Our 11-year-old dog is on her last legs. The vet diagnosed renal failure. Lucy doesn’t know it. We do.
Lucy still lives each day to the hilt. Nothing in the past to regret. Nothing in the future to dread.
Every morning she saunters along on our mile-long nature trail. Each walk is more and more precious to me now. Lucy doesn’t think that way. Every walk has always been precious to her. It’s her favorite thing.
When we start out she hops up and down, nips at my coat pocket, expecting a treat because when she was a puppy I got up at 4 a.m. to take her out into the yard to do her business. Then I gave her a treat. That ended long ago. Lucy doesn’t know that. She lives in the eternal now.

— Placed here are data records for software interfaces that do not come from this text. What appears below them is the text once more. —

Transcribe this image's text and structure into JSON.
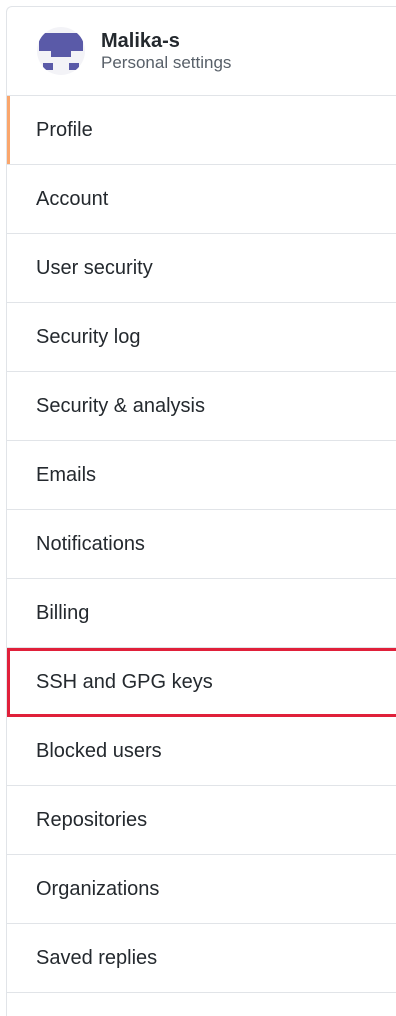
{
  "user": {
    "name": "Malika-s",
    "subtitle": "Personal settings"
  },
  "nav": {
    "items": [
      {
        "label": "Profile"
      },
      {
        "label": "Account"
      },
      {
        "label": "User security"
      },
      {
        "label": "Security log"
      },
      {
        "label": "Security & analysis"
      },
      {
        "label": "Emails"
      },
      {
        "label": "Notifications"
      },
      {
        "label": "Billing"
      },
      {
        "label": "SSH and GPG keys"
      },
      {
        "label": "Blocked users"
      },
      {
        "label": "Repositories"
      },
      {
        "label": "Organizations"
      },
      {
        "label": "Saved replies"
      }
    ],
    "selected": "Profile",
    "highlighted": "SSH and GPG keys"
  },
  "colors": {
    "selected_indicator": "#f66a0a",
    "highlight_box": "#e0203a",
    "avatar": "#5a5aa8"
  }
}
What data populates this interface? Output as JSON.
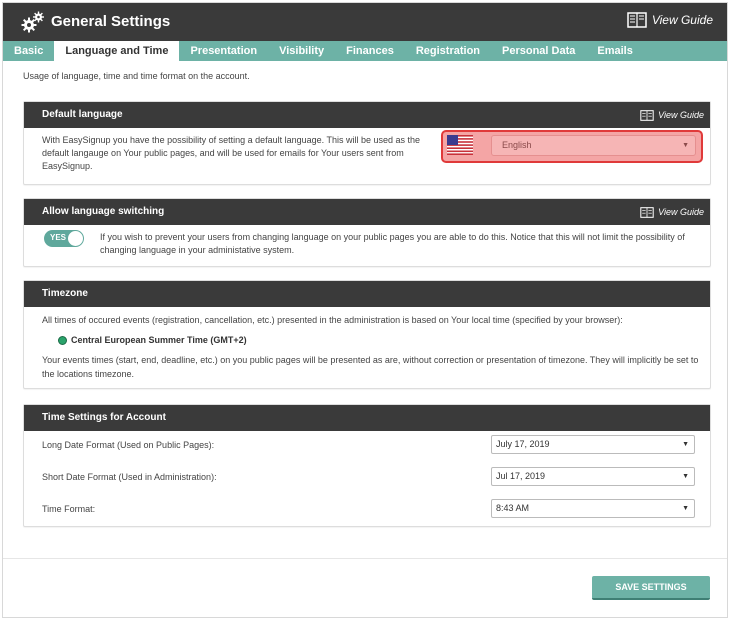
{
  "header": {
    "title": "General Settings",
    "view_guide": "View Guide"
  },
  "tabs": [
    {
      "label": "Basic"
    },
    {
      "label": "Language and Time"
    },
    {
      "label": "Presentation"
    },
    {
      "label": "Visibility"
    },
    {
      "label": "Finances"
    },
    {
      "label": "Registration"
    },
    {
      "label": "Personal Data"
    },
    {
      "label": "Emails"
    }
  ],
  "active_tab": "Language and Time",
  "description": "Usage of language, time and time format on the account.",
  "default_language": {
    "title": "Default language",
    "view_guide": "View Guide",
    "text": "With EasySignup you have the possibility of setting a default language. This will be used as the default langauge on Your public pages, and will be used for emails for Your users sent from EasySignup.",
    "selected": "English",
    "flag": "us-flag-icon"
  },
  "language_switching": {
    "title": "Allow language switching",
    "view_guide": "View Guide",
    "toggle_label": "YES",
    "text": "If you wish to prevent your users from changing language on your public pages you are able to do this. Notice that this will not limit the possibility of changing language in your administative system."
  },
  "timezone": {
    "title": "Timezone",
    "text1": "All times of occured events (registration, cancellation, etc.) presented in the administration is based on Your local time (specified by your browser):",
    "zone": "Central European Summer Time (GMT+2)",
    "text2": "Your events times (start, end, deadline, etc.) on you public pages will be presented as are, without correction or presentation of timezone. They will implicitly be set to the locations timezone."
  },
  "time_settings": {
    "title": "Time Settings for Account",
    "long_label": "Long Date Format (Used on Public Pages):",
    "long_value": "July 17, 2019",
    "short_label": "Short Date Format (Used in Administration):",
    "short_value": "Jul 17, 2019",
    "time_label": "Time Format:",
    "time_value": "8:43 AM"
  },
  "save_label": "SAVE SETTINGS",
  "colors": {
    "dark": "#3a3a3a",
    "accent": "#6db2a6",
    "highlight": "#e03a3a"
  }
}
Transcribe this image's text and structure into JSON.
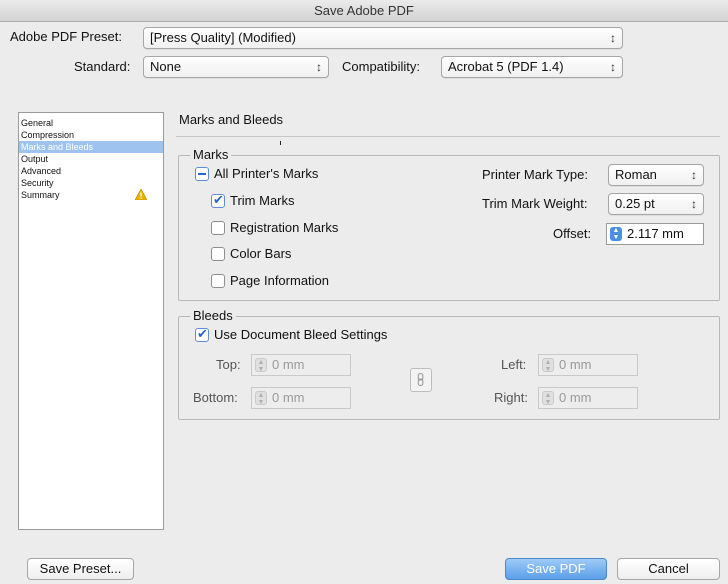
{
  "window": {
    "title": "Save Adobe PDF"
  },
  "header": {
    "preset_label": "Adobe PDF Preset:",
    "preset_value": "[Press Quality] (Modified)",
    "standard_label": "Standard:",
    "standard_value": "None",
    "compat_label": "Compatibility:",
    "compat_value": "Acrobat 5 (PDF 1.4)"
  },
  "sidebar": {
    "items": [
      {
        "label": "General"
      },
      {
        "label": "Compression"
      },
      {
        "label": "Marks and Bleeds"
      },
      {
        "label": "Output"
      },
      {
        "label": "Advanced"
      },
      {
        "label": "Security"
      },
      {
        "label": "Summary"
      }
    ],
    "warning_icon": "warning-triangle-icon",
    "warning_color": "#e8b400"
  },
  "main": {
    "section_title": "Marks and Bleeds",
    "marks": {
      "legend": "Marks",
      "all_printers": "All Printer's Marks",
      "trim": "Trim Marks",
      "registration": "Registration Marks",
      "color_bars": "Color Bars",
      "page_info": "Page Information",
      "type_label": "Printer Mark Type:",
      "type_value": "Roman",
      "weight_label": "Trim Mark Weight:",
      "weight_value": "0.25 pt",
      "offset_label": "Offset:",
      "offset_value": "2.117 mm",
      "checks": {
        "all_printers": "mixed",
        "trim": true,
        "registration": false,
        "color_bars": false,
        "page_info": false
      }
    },
    "bleeds": {
      "legend": "Bleeds",
      "use_doc": "Use Document Bleed Settings",
      "use_doc_checked": true,
      "top_label": "Top:",
      "top_value": "0 mm",
      "bottom_label": "Bottom:",
      "bottom_value": "0 mm",
      "left_label": "Left:",
      "left_value": "0 mm",
      "right_label": "Right:",
      "right_value": "0 mm",
      "link_icon": "chain-link-icon"
    }
  },
  "footer": {
    "save_preset": "Save Preset...",
    "save_pdf": "Save PDF",
    "cancel": "Cancel"
  },
  "colors": {
    "accent": "#5a9fe9",
    "selection": "#9fc3ef"
  }
}
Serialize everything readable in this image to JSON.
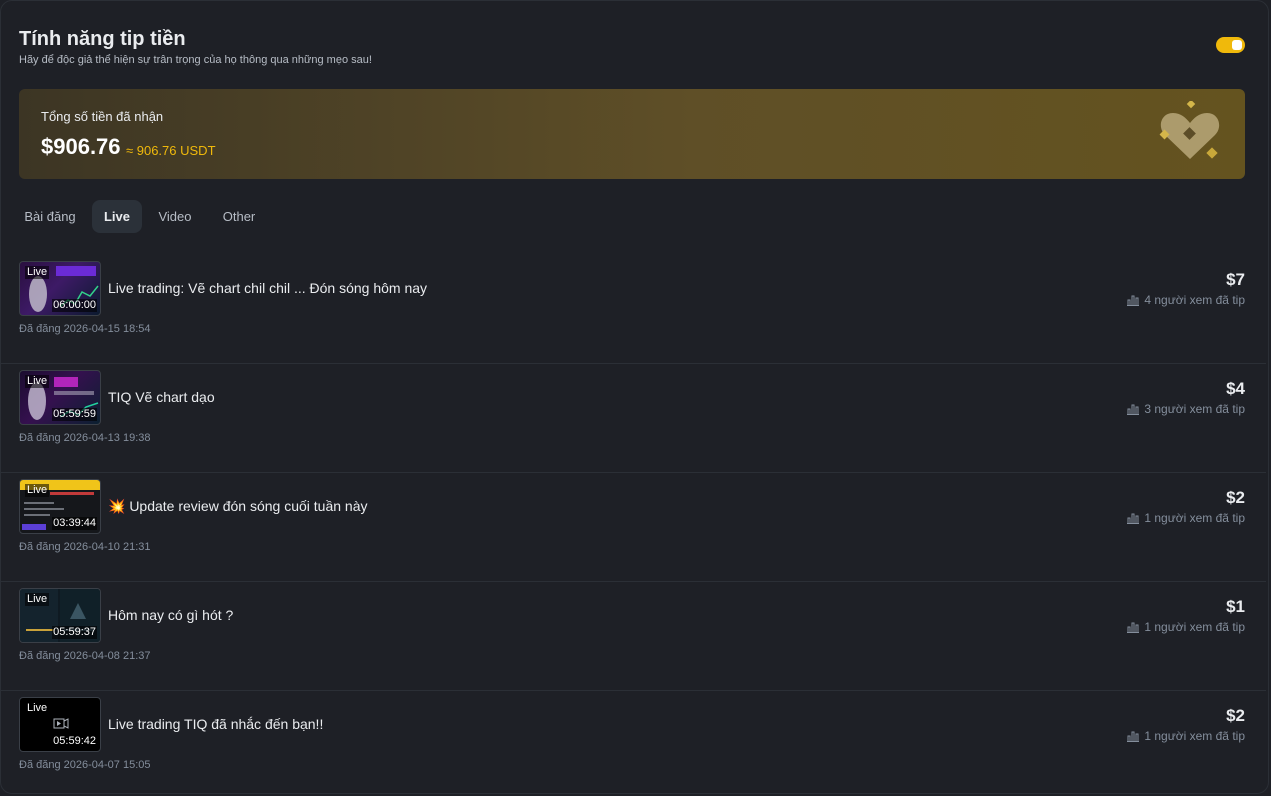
{
  "header": {
    "title": "Tính năng tip tiền",
    "subtitle": "Hãy để độc giả thể hiện sự trân trọng của họ thông qua những mẹo sau!"
  },
  "toggle": {
    "enabled": true
  },
  "summary": {
    "label": "Tổng số tiền đã nhận",
    "amount": "$906.76",
    "usdt": "≈ 906.76 USDT",
    "icon": "heart-coins-icon"
  },
  "tabs": [
    {
      "label": "Bài đăng",
      "active": false
    },
    {
      "label": "Live",
      "active": true
    },
    {
      "label": "Video",
      "active": false
    },
    {
      "label": "Other",
      "active": false
    }
  ],
  "items": [
    {
      "badge": "Live",
      "duration": "06:00:00",
      "title": "Live trading: Vẽ chart chil chil ... Đón sóng hôm nay",
      "date": "Đã đăng 2026-04-15 18:54",
      "amount": "$7",
      "viewers": "4 người xem đã tip"
    },
    {
      "badge": "Live",
      "duration": "05:59:59",
      "title": "TIQ Vẽ chart dạo",
      "date": "Đã đăng 2026-04-13 19:38",
      "amount": "$4",
      "viewers": "3 người xem đã tip"
    },
    {
      "badge": "Live",
      "duration": "03:39:44",
      "title": "💥 Update review đón sóng cuối tuần này",
      "date": "Đã đăng 2026-04-10 21:31",
      "amount": "$2",
      "viewers": "1 người xem đã tip"
    },
    {
      "badge": "Live",
      "duration": "05:59:37",
      "title": "Hôm nay có gì hót ?",
      "date": "Đã đăng 2026-04-08 21:37",
      "amount": "$1",
      "viewers": "1 người xem đã tip"
    },
    {
      "badge": "Live",
      "duration": "05:59:42",
      "title": "Live trading TIQ đã nhắc đến bạn!!",
      "date": "Đã đăng 2026-04-07 15:05",
      "amount": "$2",
      "viewers": "1 người xem đã tip"
    }
  ],
  "colors": {
    "accent": "#f0b90b",
    "background": "#1e2026",
    "muted": "#848e9c"
  }
}
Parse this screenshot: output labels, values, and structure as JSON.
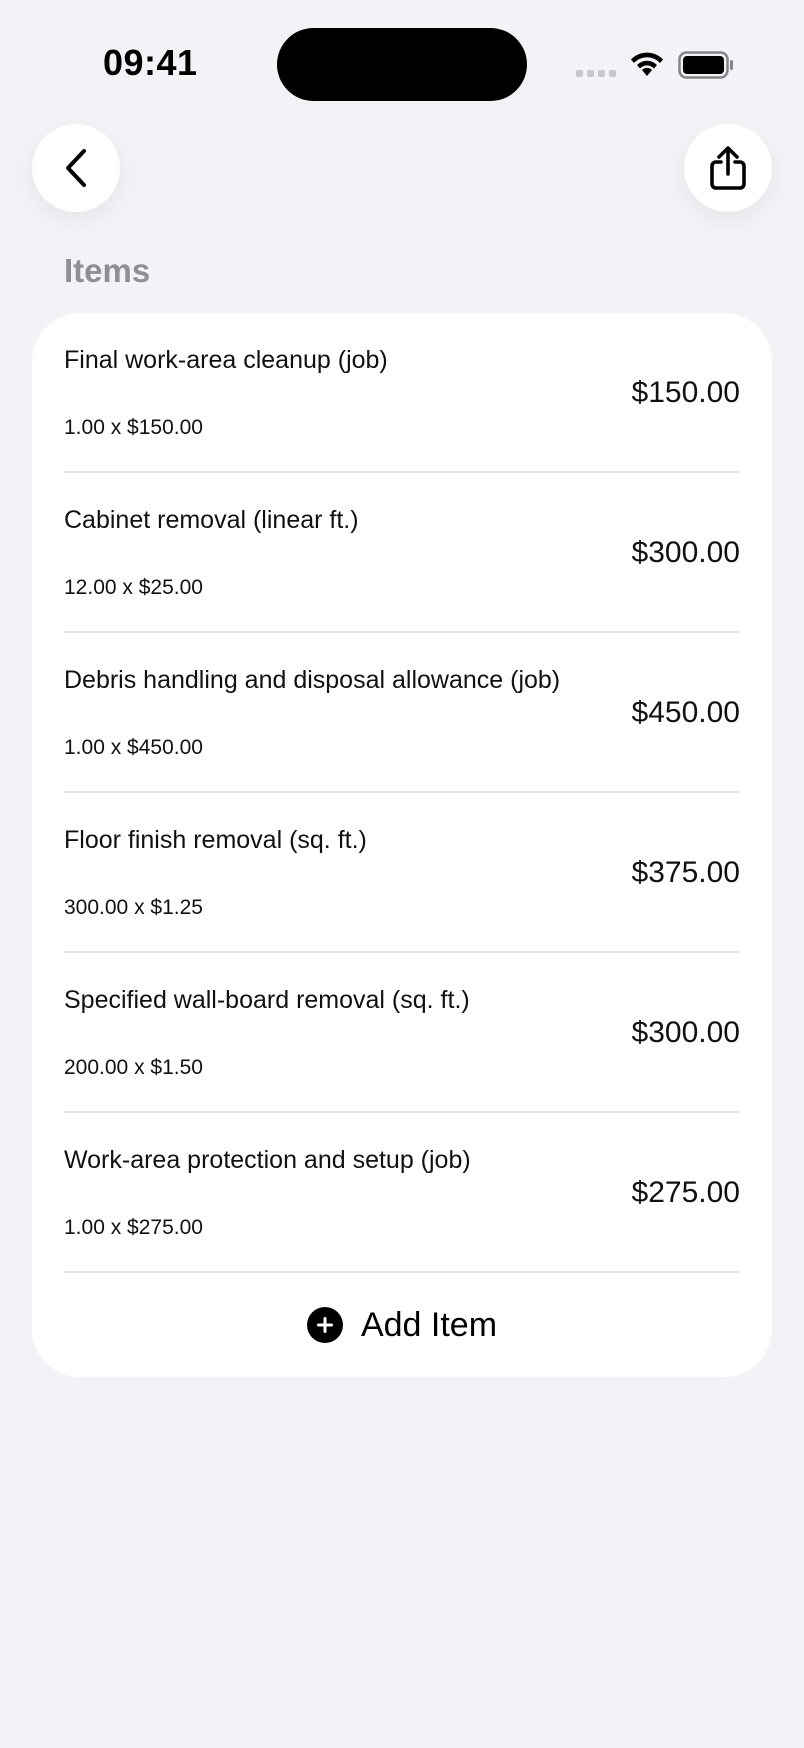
{
  "status_bar": {
    "time": "09:41"
  },
  "nav": {
    "back_icon": "chevron-left-icon",
    "share_icon": "share-icon"
  },
  "section": {
    "title": "Items"
  },
  "items": [
    {
      "name": "Final work-area cleanup (job)",
      "qty_price": "1.00 x $150.00",
      "total": "$150.00"
    },
    {
      "name": "Cabinet removal (linear ft.)",
      "qty_price": "12.00 x $25.00",
      "total": "$300.00"
    },
    {
      "name": "Debris handling and disposal allowance (job)",
      "qty_price": "1.00 x $450.00",
      "total": "$450.00"
    },
    {
      "name": "Floor finish removal (sq. ft.)",
      "qty_price": "300.00 x $1.25",
      "total": "$375.00"
    },
    {
      "name": "Specified wall-board removal (sq. ft.)",
      "qty_price": "200.00 x $1.50",
      "total": "$300.00"
    },
    {
      "name": "Work-area protection and setup (job)",
      "qty_price": "1.00 x $275.00",
      "total": "$275.00"
    }
  ],
  "add_item": {
    "label": "Add Item",
    "icon": "plus-circle-icon"
  },
  "colors": {
    "background": "#f2f2f7",
    "card": "#ffffff",
    "secondary_text": "#8e8e93",
    "separator": "#e5e5ea"
  }
}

Once we’re back, she darts from room to room and returns with her stuffed bear clutched in her mouth, tail wagging, body quivering. She nudges it against my leg as though I’d never seen it before. Every guest has gotten the same treatment for 11 years. It’s her favorite thing.
Glad to see you! And so is my bear! We’re glad you’re here.
Every evening Paula plays fetch-the-squeaky-ball with Lucy. Paula flings the ball off the deck. Lucy bounds down the steps, races in circles, finds it, and then runs back up the steps for another round and another and another. It’s her favorite thing.
Lucy’s lost a step or two. Sometimes her back legs crumble. She lays panting for a while but soon gets back up for another round like there’s no tomorrow, only the eternal now where every moment is precious.
That’s how I want to live. But I know tears are coming. Still, I can and will take joy today.
Years ago when I was a pastor, a child asked me whether dogs go to heaven. (Her dog had just died.) Of course, I said. After all, heaven is a reunion with all our loved ones. No tears. Only joy.
I expect to see all my former dogs bounding toward me over those streets of gold, wagging their tails, jumping on my chest, and slobbering my face with licks. My favorite thing.
I don’t expect to see any of my former cats in heaven. I’m pretty sure it’s not good enough for them.
See Paula’s photo (Oregon Seastacks) on the home page. Posted January 23.
you’ve spoken so eloquently about your precious moments with Lucy… I have spontaneous tears for her, for you & Paula – love for such a playful, exuberant, alive being. She reminds us all how to live here & now – as you say no past regrets; no future to dread. Our dear dog Bodger turned 11, & is slowing down too… yet still leaps & bounds & greets & chases his beloved donut (that squeaks when it’s new…), & rolls in the snow. I choose over & over to move from dread of him not being here to gratitude of him here & now. And for all those I love.
Ram Dass, the late spiritual teacher, encouraged frequently distracted human beings to “be here now.” By contrast, dogs seem to already have that gift of being in the present moment. An unknown writer remarked, “Dogs come into our lives to teach us about love, they depart to teach us about loss. A new dog never replaces the old one. It merely expands the heart.”
Maybe they go to prepare a place for us?
Wow!! What a great lesson from a loving dog.
An old friend of mine has told me something more than once, that dogs don’t need heaven because they’re already angels.
Lucy is a true Taoist, living ever-present in the moment! “The Master observes the world but trusts her inner vision. She allows things to come and go. Her heart is open as the sky.” —Tao Te Ching
Perhaps you recall how precious the animal world is to me. I am sad to hear of Lucy approaching her final days away from you and Paula, and crossing over into her next journey. When she arrives there, she will sit, tail wagging, waiting faithfully for the 2 of you to come home.
May Lucy enjoy life until her time comes.
You are right about cats!
We just lost our dear old rescue mutt, Teddy. He was with us for seven years, but had been badly abused for 5 years before, and came to us in a state of high anxiety. Gradually he became just a good old happy but untrainable doggy, and I hope it was due in some part to the affection we tried to lavish on him. We’ve had many dogs over the years, but Teddy’s loss has hit us hard. Maybe its because we ourselves are about twelve in dog years. I’m sure Teddy is in heaven, and I hope he’ll vouch for us. We’ll need it! I’m pretty sure our male cat, Samson will be there too, but I’m not so sure about his step-sister Delilah.
Thank you for sharing Lucy with us.
This story brings a tear to the eye of every dog lover.